District News

Coming Events

Upcoming school and community events are listed below. You can also view the coming events calendar by school on the PES and PMHS webpages.

  • October 3 – School Board Meeting, 5:30 p.m.
  • October 11 – No School (Teacher Workshop Day)
  • October 14 – No School (Columbus Day)
  • October 16 – College Board Testing Day (all students in junior and senior standing; seniors may opt out with parental permission)
  • October 17 – School Board Meeting, 5:30 p.m.
  • October 19 – PTO Trunk or Treat, 6:00 p.m. (PMHS parking lot)


SAT Testing

On October 16 the Pittsfield School District will be partnering with College Board to administer the SAT again.  We will be testing all seniors unless you and your student opt out of taking the exam this second time. Seniors may want to retake the exam with the hope of improving their score, but if that is not the case, you may choose to give your student permission to opt out.  Please complete and sign the form below and return it to the school no later than Monday, October 7.

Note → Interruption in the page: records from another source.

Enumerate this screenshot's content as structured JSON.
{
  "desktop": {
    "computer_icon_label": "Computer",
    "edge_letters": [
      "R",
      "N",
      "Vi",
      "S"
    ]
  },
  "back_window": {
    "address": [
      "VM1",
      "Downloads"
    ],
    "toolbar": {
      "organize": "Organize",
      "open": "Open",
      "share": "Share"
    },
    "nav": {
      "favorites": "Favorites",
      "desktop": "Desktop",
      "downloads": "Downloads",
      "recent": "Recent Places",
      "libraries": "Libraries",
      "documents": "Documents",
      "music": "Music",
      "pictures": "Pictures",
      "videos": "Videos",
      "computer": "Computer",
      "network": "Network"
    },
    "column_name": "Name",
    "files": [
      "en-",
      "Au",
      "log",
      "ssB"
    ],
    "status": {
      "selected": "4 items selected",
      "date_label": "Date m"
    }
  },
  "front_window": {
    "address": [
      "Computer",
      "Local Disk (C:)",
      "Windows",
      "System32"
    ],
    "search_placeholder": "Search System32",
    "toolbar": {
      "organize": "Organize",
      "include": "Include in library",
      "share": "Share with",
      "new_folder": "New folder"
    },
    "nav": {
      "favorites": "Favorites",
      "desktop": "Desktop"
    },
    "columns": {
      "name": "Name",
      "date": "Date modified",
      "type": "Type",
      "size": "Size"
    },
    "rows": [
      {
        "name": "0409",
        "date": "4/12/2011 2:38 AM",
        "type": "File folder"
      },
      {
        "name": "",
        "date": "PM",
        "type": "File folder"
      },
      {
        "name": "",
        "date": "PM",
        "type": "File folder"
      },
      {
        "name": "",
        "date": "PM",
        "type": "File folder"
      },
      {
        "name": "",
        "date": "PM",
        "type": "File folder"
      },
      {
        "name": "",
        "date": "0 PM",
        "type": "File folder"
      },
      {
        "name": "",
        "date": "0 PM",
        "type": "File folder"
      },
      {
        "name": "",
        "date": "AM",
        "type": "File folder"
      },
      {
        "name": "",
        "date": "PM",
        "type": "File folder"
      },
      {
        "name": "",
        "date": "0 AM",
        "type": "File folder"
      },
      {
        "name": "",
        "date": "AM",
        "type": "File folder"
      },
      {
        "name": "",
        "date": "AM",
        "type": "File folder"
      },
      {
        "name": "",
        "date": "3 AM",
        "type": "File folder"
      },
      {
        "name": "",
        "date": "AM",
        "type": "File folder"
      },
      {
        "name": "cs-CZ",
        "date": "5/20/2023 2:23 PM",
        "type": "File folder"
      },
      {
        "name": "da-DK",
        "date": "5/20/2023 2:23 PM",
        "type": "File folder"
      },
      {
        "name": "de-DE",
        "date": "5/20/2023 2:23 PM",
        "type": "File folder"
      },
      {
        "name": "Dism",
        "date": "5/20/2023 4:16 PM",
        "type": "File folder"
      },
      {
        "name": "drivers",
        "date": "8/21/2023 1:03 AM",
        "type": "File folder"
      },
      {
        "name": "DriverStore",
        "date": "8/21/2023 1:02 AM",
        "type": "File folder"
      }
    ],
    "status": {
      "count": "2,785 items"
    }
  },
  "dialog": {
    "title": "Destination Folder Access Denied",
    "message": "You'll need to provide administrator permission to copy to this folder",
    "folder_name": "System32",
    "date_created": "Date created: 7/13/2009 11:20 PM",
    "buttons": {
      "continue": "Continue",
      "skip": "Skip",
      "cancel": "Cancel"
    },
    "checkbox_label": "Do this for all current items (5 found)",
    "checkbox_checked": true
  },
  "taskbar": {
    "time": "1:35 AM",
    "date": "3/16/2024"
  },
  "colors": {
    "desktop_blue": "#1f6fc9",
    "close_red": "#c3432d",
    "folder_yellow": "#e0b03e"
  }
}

Senior SAT Letter and Opt Out Form


Different Advice for the Beginning of a School Year

Now that we’ve been in school for several weeks, parents have already heard the usual advice for supporting kids in the new school year, suggestions like make sure kids get plenty of sleep and good nutrition, set a regular time for reading and homework, get to know your child’s teacher, etc., etc.

All great suggestions, no question about that.  But parents might also want to think about these suggestions that Jessica Lahey, a writer who focuses on parent/child issues, thinks we should also consider:

  • Focus on the process, not the product. Very young children are naturally driven to learn and explore…  As they reach out, fall, and get back up again, they gain a heightened sense of mastery, competency, and self-efficacy.  Somewhere around kindergarten, however, stickers, points, and grades seem to become more important than the natural passion for learning.

Parents can focus on the process they used to achieve their competence, asking questions like “What worked for you?”  and “What are you going to do next time?” keeps the focus on the process, the learning, rather than the external rewards or punishments.

One of the best questions that parents ask when looking over a child’s schoolwork is “How are you going to use this experience to be better next time?”  Helping children and youth focus back on the process can help future performance and also help to reduce anxiety.

Modeling:  Parents can also talk about our own successes and failures, showing them that we, too, are invested in the process of learning.  We can all learn from our mistakes.